Drive by any baseball diamond on a Saturday morning this time of year, and you’ll catch an eyeful of young players swinging bats, running bases, and chasing balls.
The same holds true at the YMCA Miracle League field in University City. Now in its sixth season, the league created for children and young adults with physical and cognitive disabilities has grown by leaps and bounds, nearly doubling its number of athletes for this spring.
“We started with 40 kids and we’re up to 75 now,” said Emily Brown, the league’s coordinator. “The word just keeps getting out. We’ve got 18 new players this season.”
Its success has hinged on the principle that everyone gets to play. The $1 million field made of rubber allows wheelchairs, walkers and canes to glide smoothly from base to base. The rules are the same as any other baseball game, with a few variations – no strikes, balls or outs. Games are kept at two innings, and they always end in a tie.
Digital Access for only $0.99
For the most comprehensive local coverage, subscribe today.
The advertised age to join ranges from 5-18, but the league has accepted players from 4 to 30.
For parents, the league satisfies a need they’ve yearned to be filled for a long time – the chance for their children with disabilities to join an athletic program just like anyone else.
“We’ve always wanted him to have his own thing,” said Amy Rhodes, whose son Aaron, 7, joined the league its inaugural year. “His brother swims and does gymnastics, and his sister swims and does gymnastics, but baseball is all Aaron’s, and that’s special for him. That’s something he can call his own.”
Miracle League fields began springing up in 2000, with the first one constructed in Atlanta. Today, 275 leagues span the world, serving 200,000 children and young adults.
University City YMCA’s Miracle League launched in 2012 after Charlotte Knight’s co-owner Bill Allen donated the money to have the special diamond built.
Ongoing corporate and individual donations help pay for field maintenance, team uniforms and scholarships for those who cannot pay the $35 fee.
Each Saturday during the eight-week season, six teams take turns on the field. The announcer plays batters’ theme songs as they assume their places behind home plate. They range from Elmo’s theme to “Uptown Funk.” The fans in the stands, made up of families and volunteers, reward good hits with eruptions of cheers.
The athletes come from all over to play. The Rhodes travel from Mint Hill. Others, such as the Whitleys, make their way from McAdenville.
“This is his Saturday after a hard workweek,” said Teresa Whitley, whose son Chris, 30, plays in the league. “He wouldn’t miss it.”
The bonds that have formed between players have been inspirational.
Aaron and Chris joined the team during the same season.

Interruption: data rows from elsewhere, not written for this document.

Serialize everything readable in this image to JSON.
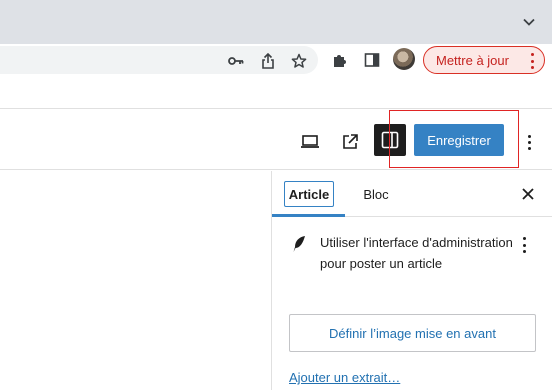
{
  "browser": {
    "tabstrip": {
      "tab_list_icon": "chevron-down-icon"
    },
    "toolbar": {
      "icons": [
        "key-icon",
        "share-icon",
        "star-icon",
        "extensions-icon",
        "side-panel-icon"
      ],
      "update_button_label": "Mettre à jour"
    }
  },
  "editor_header": {
    "icons": [
      "preview-device-icon",
      "external-link-icon",
      "settings-sidebar-icon",
      "more-options-icon"
    ],
    "save_label": "Enregistrer"
  },
  "sidebar": {
    "tabs": [
      {
        "label": "Article",
        "active": true
      },
      {
        "label": "Bloc",
        "active": false
      }
    ],
    "close_icon": "close-icon",
    "notice": {
      "icon": "feather-icon",
      "text": "Utiliser l'interface d'administration pour poster un article"
    },
    "featured_image_label": "Définir l’image mise en avant",
    "excerpt_link": "Ajouter un extrait…"
  },
  "colors": {
    "accent": "#3582c4",
    "link": "#2271b1",
    "update_border": "#d93025",
    "highlight": "#e02424"
  }
}
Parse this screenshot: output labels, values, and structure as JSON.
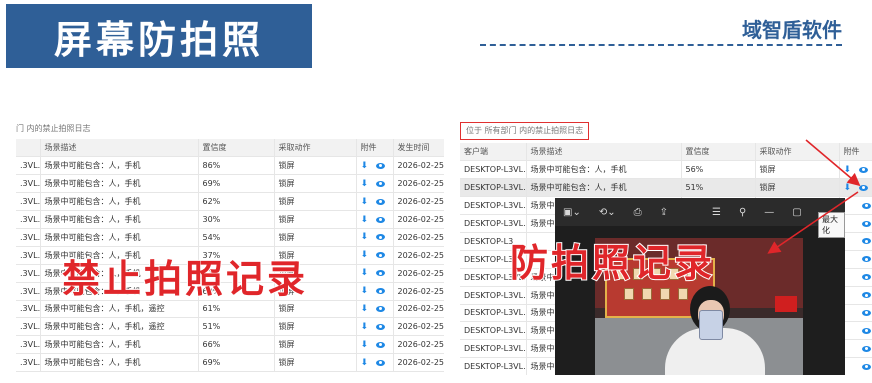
{
  "header": {
    "title": "屏幕防拍照",
    "brand": "域智盾软件"
  },
  "left_panel": {
    "breadcrumb": "门 内的禁止拍照日志",
    "columns": [
      "",
      "场景描述",
      "置信度",
      "采取动作",
      "附件",
      "发生时间"
    ],
    "rows": [
      {
        "client": ".3VL...",
        "desc": "场景中可能包含：人，手机",
        "conf": "86%",
        "action": "锁屏",
        "time": "2026-02-25 1"
      },
      {
        "client": ".3VL...",
        "desc": "场景中可能包含：人，手机",
        "conf": "69%",
        "action": "锁屏",
        "time": "2026-02-25 1"
      },
      {
        "client": ".3VL...",
        "desc": "场景中可能包含：人，手机",
        "conf": "62%",
        "action": "锁屏",
        "time": "2026-02-25 1"
      },
      {
        "client": ".3VL...",
        "desc": "场景中可能包含：人，手机",
        "conf": "30%",
        "action": "锁屏",
        "time": "2026-02-25 1"
      },
      {
        "client": ".3VL...",
        "desc": "场景中可能包含：人，手机",
        "conf": "54%",
        "action": "锁屏",
        "time": "2026-02-25 1"
      },
      {
        "client": ".3VL...",
        "desc": "场景中可能包含：人，手机",
        "conf": "37%",
        "action": "锁屏",
        "time": "2026-02-25 1"
      },
      {
        "client": ".3VL...",
        "desc": "场景中可能包含：人，手机",
        "conf": "71%",
        "action": "锁屏",
        "time": "2026-02-25 1"
      },
      {
        "client": ".3VL...",
        "desc": "场景中可能包含：人，手机",
        "conf": "60%",
        "action": "锁屏",
        "time": "2026-02-25 1"
      },
      {
        "client": ".3VL...",
        "desc": "场景中可能包含：人，手机，遥控",
        "conf": "61%",
        "action": "锁屏",
        "time": "2026-02-25 1"
      },
      {
        "client": ".3VL...",
        "desc": "场景中可能包含：人，手机，遥控",
        "conf": "51%",
        "action": "锁屏",
        "time": "2026-02-25 1"
      },
      {
        "client": ".3VL...",
        "desc": "场景中可能包含：人，手机",
        "conf": "66%",
        "action": "锁屏",
        "time": "2026-02-25 1"
      },
      {
        "client": ".3VL...",
        "desc": "场景中可能包含：人，手机",
        "conf": "69%",
        "action": "锁屏",
        "time": "2026-02-25 1"
      }
    ],
    "overlay": "禁止拍照记录"
  },
  "right_panel": {
    "breadcrumb": "位于 所有部门 内的禁止拍照日志",
    "columns": [
      "客户端",
      "场景描述",
      "置信度",
      "采取动作",
      "附件"
    ],
    "rows": [
      {
        "client": "DESKTOP-L3VL...",
        "desc": "场景中可能包含：人，手机",
        "conf": "56%",
        "action": "锁屏"
      },
      {
        "client": "DESKTOP-L3VL...",
        "desc": "场景中可能包含：人，手机",
        "conf": "51%",
        "action": "锁屏"
      },
      {
        "client": "DESKTOP-L3VL...",
        "desc": "场景中可",
        "conf": "",
        "action": ""
      },
      {
        "client": "DESKTOP-L3VL...",
        "desc": "场景中可",
        "conf": "",
        "action": ""
      },
      {
        "client": "DESKTOP-L3",
        "desc": "",
        "conf": "",
        "action": ""
      },
      {
        "client": "DESKTOP-L3",
        "desc": "",
        "conf": "",
        "action": ""
      },
      {
        "client": "DESKTOP-L3VL...",
        "desc": "场景中可",
        "conf": "",
        "action": ""
      },
      {
        "client": "DESKTOP-L3VL...",
        "desc": "场景中可",
        "conf": "",
        "action": ""
      },
      {
        "client": "DESKTOP-L3VL...",
        "desc": "场景中可",
        "conf": "",
        "action": ""
      },
      {
        "client": "DESKTOP-L3VL...",
        "desc": "场景中可",
        "conf": "",
        "action": ""
      },
      {
        "client": "DESKTOP-L3VL...",
        "desc": "场景中可",
        "conf": "",
        "action": ""
      },
      {
        "client": "DESKTOP-L3VL...",
        "desc": "场景中可",
        "conf": "",
        "action": ""
      }
    ],
    "highlight_row": 1,
    "overlay": "防拍照记录"
  },
  "viewer": {
    "tooltip": "最大化"
  },
  "colors": {
    "banner": "#2f5f97",
    "accent_red": "#e0262a",
    "link_blue": "#1e88e5"
  }
}
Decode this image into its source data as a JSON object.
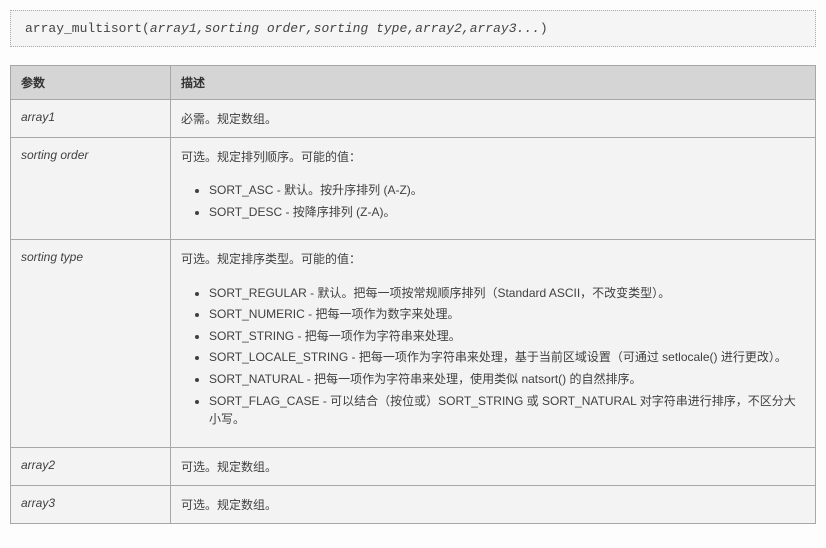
{
  "syntax": {
    "function": "array_multisort",
    "args": "array1,sorting order,sorting type,array2,array3..."
  },
  "table": {
    "headers": {
      "param": "参数",
      "desc": "描述"
    },
    "rows": {
      "array1": {
        "name": "array1",
        "desc": "必需。规定数组。"
      },
      "sorting_order": {
        "name": "sorting order",
        "lead": "可选。规定排列顺序。可能的值：",
        "items": [
          "SORT_ASC - 默认。按升序排列 (A-Z)。",
          "SORT_DESC - 按降序排列 (Z-A)。"
        ]
      },
      "sorting_type": {
        "name": "sorting type",
        "lead": "可选。规定排序类型。可能的值：",
        "items": [
          "SORT_REGULAR - 默认。把每一项按常规顺序排列（Standard ASCII，不改变类型）。",
          "SORT_NUMERIC - 把每一项作为数字来处理。",
          "SORT_STRING - 把每一项作为字符串来处理。",
          "SORT_LOCALE_STRING - 把每一项作为字符串来处理，基于当前区域设置（可通过 setlocale() 进行更改）。",
          "SORT_NATURAL - 把每一项作为字符串来处理，使用类似 natsort() 的自然排序。",
          "SORT_FLAG_CASE - 可以结合（按位或）SORT_STRING 或 SORT_NATURAL 对字符串进行排序，不区分大小写。"
        ]
      },
      "array2": {
        "name": "array2",
        "desc": "可选。规定数组。"
      },
      "array3": {
        "name": "array3",
        "desc": "可选。规定数组。"
      }
    }
  }
}
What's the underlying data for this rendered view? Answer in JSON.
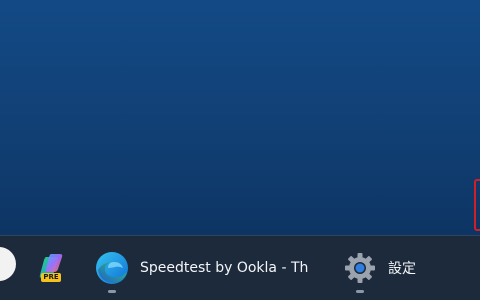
{
  "taskbar": {
    "apps": [
      {
        "name": "start",
        "label": ""
      },
      {
        "name": "copilot-pre",
        "badge": "PRE",
        "icon": "copilot-icon"
      },
      {
        "name": "edge",
        "title": "Speedtest by Ookla - Th",
        "icon": "edge-icon"
      },
      {
        "name": "settings",
        "title": "設定",
        "icon": "gear-icon"
      }
    ]
  },
  "colors": {
    "desktop_top": "#134a85",
    "desktop_bottom": "#0c3059",
    "taskbar_bg": "#1d2a3c",
    "accent_red": "#d11f2a"
  }
}
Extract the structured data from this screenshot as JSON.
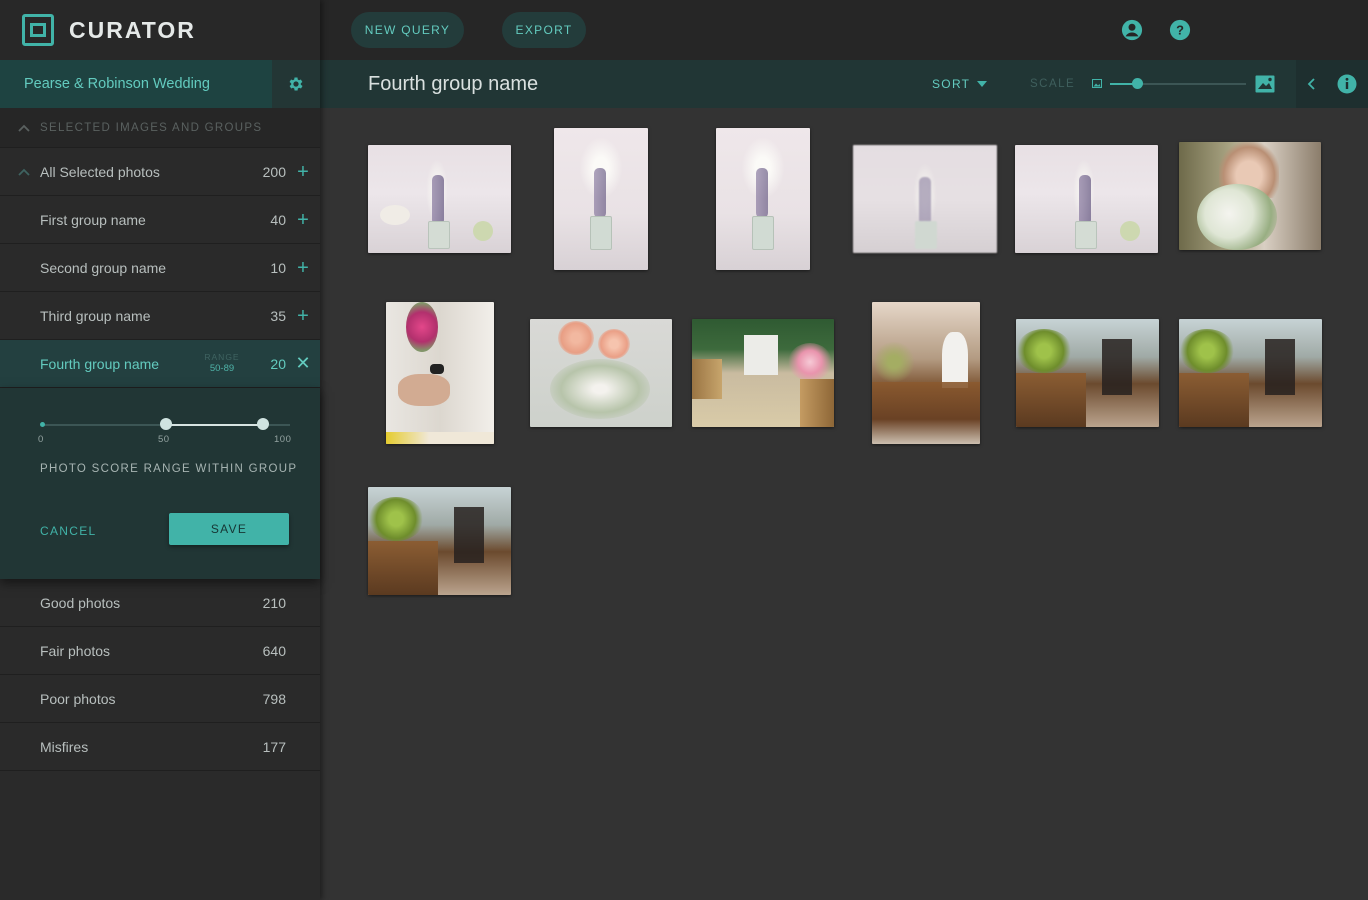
{
  "app": {
    "name": "CURATOR"
  },
  "project": {
    "name": "Pearse & Robinson Wedding"
  },
  "section": {
    "title": "SELECTED IMAGES AND GROUPS"
  },
  "all_selected": {
    "label": "All Selected photos",
    "count": "200"
  },
  "groups": [
    {
      "label": "First group name",
      "count": "40"
    },
    {
      "label": "Second group name",
      "count": "10"
    },
    {
      "label": "Third group name",
      "count": "35"
    }
  ],
  "active_group": {
    "label": "Fourth group name",
    "count": "20",
    "range_label": "RANGE",
    "range_value": "50-89"
  },
  "range_panel": {
    "tick_min": "0",
    "tick_mid": "50",
    "tick_max": "100",
    "low": 50,
    "high": 89,
    "caption": "PHOTO SCORE RANGE WITHIN GROUP",
    "cancel_label": "CANCEL",
    "save_label": "SAVE"
  },
  "quality_rows": [
    {
      "label": "Good photos",
      "count": "210"
    },
    {
      "label": "Fair photos",
      "count": "640"
    },
    {
      "label": "Poor photos",
      "count": "798"
    },
    {
      "label": "Misfires",
      "count": "177"
    }
  ],
  "toolbar": {
    "new_query_label": "NEW QUERY",
    "export_label": "EXPORT"
  },
  "view": {
    "title": "Fourth group name",
    "sort_label": "SORT",
    "scale_label": "SCALE",
    "scale_level": 0.2
  },
  "colors": {
    "accent": "#41b3a8",
    "accent_text": "#63cbbf",
    "active_bg": "#234040",
    "header_bg": "#213635",
    "canvas": "#333333"
  }
}
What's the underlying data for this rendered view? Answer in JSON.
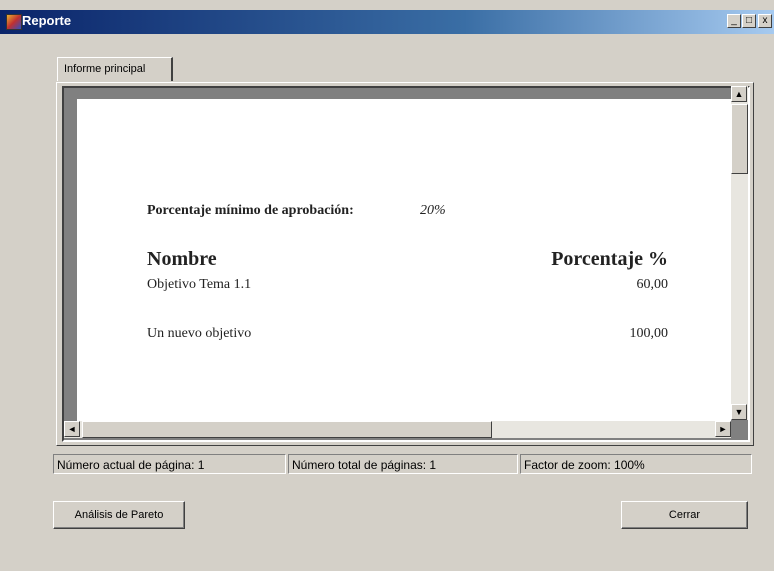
{
  "window": {
    "title": "Reporte"
  },
  "titlebar_buttons": {
    "minimize": "_",
    "maximize": "□",
    "close": "x"
  },
  "tab": {
    "label": "Informe principal"
  },
  "report": {
    "min_label": "Porcentaje mínimo de aprobación:",
    "min_value": "20%",
    "col_name": "Nombre",
    "col_pct": "Porcentaje %",
    "rows": [
      {
        "name": "Objetivo Tema 1.1",
        "pct": "60,00"
      },
      {
        "name": "Un nuevo objetivo",
        "pct": "100,00"
      }
    ]
  },
  "scroll_arrows": {
    "up": "▲",
    "down": "▼",
    "left": "◄",
    "right": "►"
  },
  "status": {
    "current_page": "Número actual de página: 1",
    "total_pages": "Número total de páginas: 1",
    "zoom": "Factor de zoom: 100%"
  },
  "buttons": {
    "pareto": "Análisis de Pareto",
    "close": "Cerrar"
  }
}
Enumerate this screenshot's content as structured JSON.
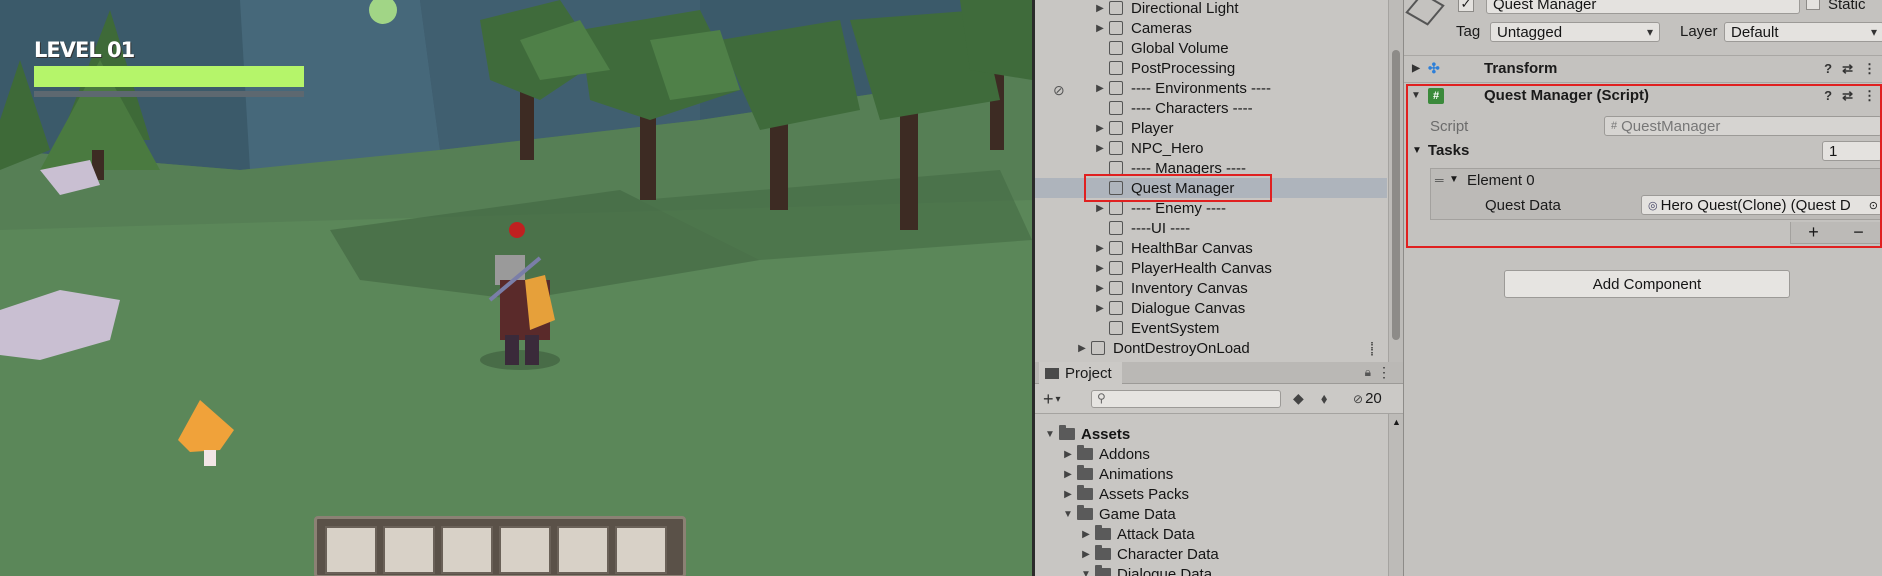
{
  "game_view": {
    "level_label": "LEVEL 01",
    "level_progress": 1.0,
    "hotbar_slots": 6
  },
  "hierarchy": {
    "items": [
      {
        "label": "Directional Light",
        "expand": true,
        "kind": "object"
      },
      {
        "label": "Cameras",
        "expand": true,
        "kind": "object"
      },
      {
        "label": "Global Volume",
        "expand": false,
        "kind": "object"
      },
      {
        "label": "PostProcessing",
        "expand": false,
        "kind": "object"
      },
      {
        "label": "---- Environments ----",
        "expand": true,
        "kind": "object"
      },
      {
        "label": "---- Characters ----",
        "expand": false,
        "kind": "object"
      },
      {
        "label": "Player",
        "expand": true,
        "kind": "object"
      },
      {
        "label": "NPC_Hero",
        "expand": true,
        "kind": "object"
      },
      {
        "label": "---- Managers ----",
        "expand": false,
        "kind": "object"
      },
      {
        "label": "Quest Manager",
        "expand": false,
        "kind": "object",
        "selected": true
      },
      {
        "label": "---- Enemy ----",
        "expand": true,
        "kind": "object"
      },
      {
        "label": "----UI ----",
        "expand": false,
        "kind": "object"
      },
      {
        "label": "HealthBar Canvas",
        "expand": true,
        "kind": "object"
      },
      {
        "label": "PlayerHealth Canvas",
        "expand": true,
        "kind": "object"
      },
      {
        "label": "Inventory Canvas",
        "expand": true,
        "kind": "object"
      },
      {
        "label": "Dialogue Canvas",
        "expand": true,
        "kind": "object"
      },
      {
        "label": "EventSystem",
        "expand": false,
        "kind": "object"
      },
      {
        "label": "DontDestroyOnLoad",
        "expand": true,
        "kind": "scene"
      }
    ]
  },
  "project": {
    "tab_label": "Project",
    "add_label": "+",
    "search_placeholder": "",
    "hidden_count": "20",
    "folders": [
      {
        "label": "Assets",
        "indent": 0,
        "open": true,
        "bold": true
      },
      {
        "label": "Addons",
        "indent": 1,
        "open": false
      },
      {
        "label": "Animations",
        "indent": 1,
        "open": false
      },
      {
        "label": "Assets Packs",
        "indent": 1,
        "open": false
      },
      {
        "label": "Game Data",
        "indent": 1,
        "open": true
      },
      {
        "label": "Attack Data",
        "indent": 2,
        "open": false
      },
      {
        "label": "Character Data",
        "indent": 2,
        "open": false
      },
      {
        "label": "Dialogue Data",
        "indent": 2,
        "open": true
      }
    ]
  },
  "inspector": {
    "object_name": "Quest Manager",
    "static_label": "Static",
    "tag_label": "Tag",
    "tag_value": "Untagged",
    "layer_label": "Layer",
    "layer_value": "Default",
    "transform_label": "Transform",
    "component_title": "Quest Manager (Script)",
    "script_label": "Script",
    "script_value": "QuestManager",
    "tasks_label": "Tasks",
    "tasks_count": "1",
    "element_label": "Element 0",
    "quest_data_label": "Quest Data",
    "quest_data_value": "Hero Quest(Clone) (Quest D",
    "add_component_label": "Add Component",
    "plus_label": "+",
    "minus_label": "−"
  },
  "colors": {
    "selection_box": "#e02020",
    "level_bar": "#b5f56a",
    "panel_bg": "#c8c6c3"
  }
}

Both were born with cerebral palsy and used walkers to get around the field their first two seasons. They both worked hard to drop their walkers during the third season, drawing motivation and encouragement from each other.
“Now he’s out here literally running from base to base,” said Aaron’s dad, Dennis. “For a kid who you never knew for sure if he would walk, it’s just amazing to see the progress he’s made on the field.”
Lisa Thornton is a freelance writer. Have a story idea for Lisa? Email her at email@example.com.
For information on the University City YMCA Miracle League, go to www.ymcacharlotte.org//branches/universitycity/socialresp/ymcamiracleleague/ymcamiracleleague.aspx